Assignment: Every entry must come back exactly as it was given.

·····

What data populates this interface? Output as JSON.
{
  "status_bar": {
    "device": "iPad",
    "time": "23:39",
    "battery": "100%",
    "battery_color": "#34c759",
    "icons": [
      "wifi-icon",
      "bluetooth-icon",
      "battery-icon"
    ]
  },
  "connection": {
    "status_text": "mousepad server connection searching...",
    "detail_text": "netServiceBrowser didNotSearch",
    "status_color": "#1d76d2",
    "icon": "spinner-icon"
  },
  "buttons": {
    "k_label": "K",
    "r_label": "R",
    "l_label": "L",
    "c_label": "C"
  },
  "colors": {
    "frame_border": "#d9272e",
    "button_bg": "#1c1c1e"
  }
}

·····

Answer to this exercise:
What data populates this interface? Output as JSON.
{
  "status_bar": {
    "device": "iPad",
    "time": "23:39",
    "battery": "100%",
    "battery_color": "#34c759",
    "icons": [
      "wifi-icon",
      "bluetooth-icon",
      "battery-icon"
    ]
  },
  "connection": {
    "status_text": "mousepad server connection searching...",
    "detail_text": "netServiceBrowser didNotSearch",
    "status_color": "#1d76d2",
    "icon": "spinner-icon"
  },
  "buttons": {
    "k_label": "K",
    "r_label": "R",
    "l_label": "L",
    "c_label": "C"
  },
  "colors": {
    "frame_border": "#d9272e",
    "button_bg": "#1c1c1e"
  }
}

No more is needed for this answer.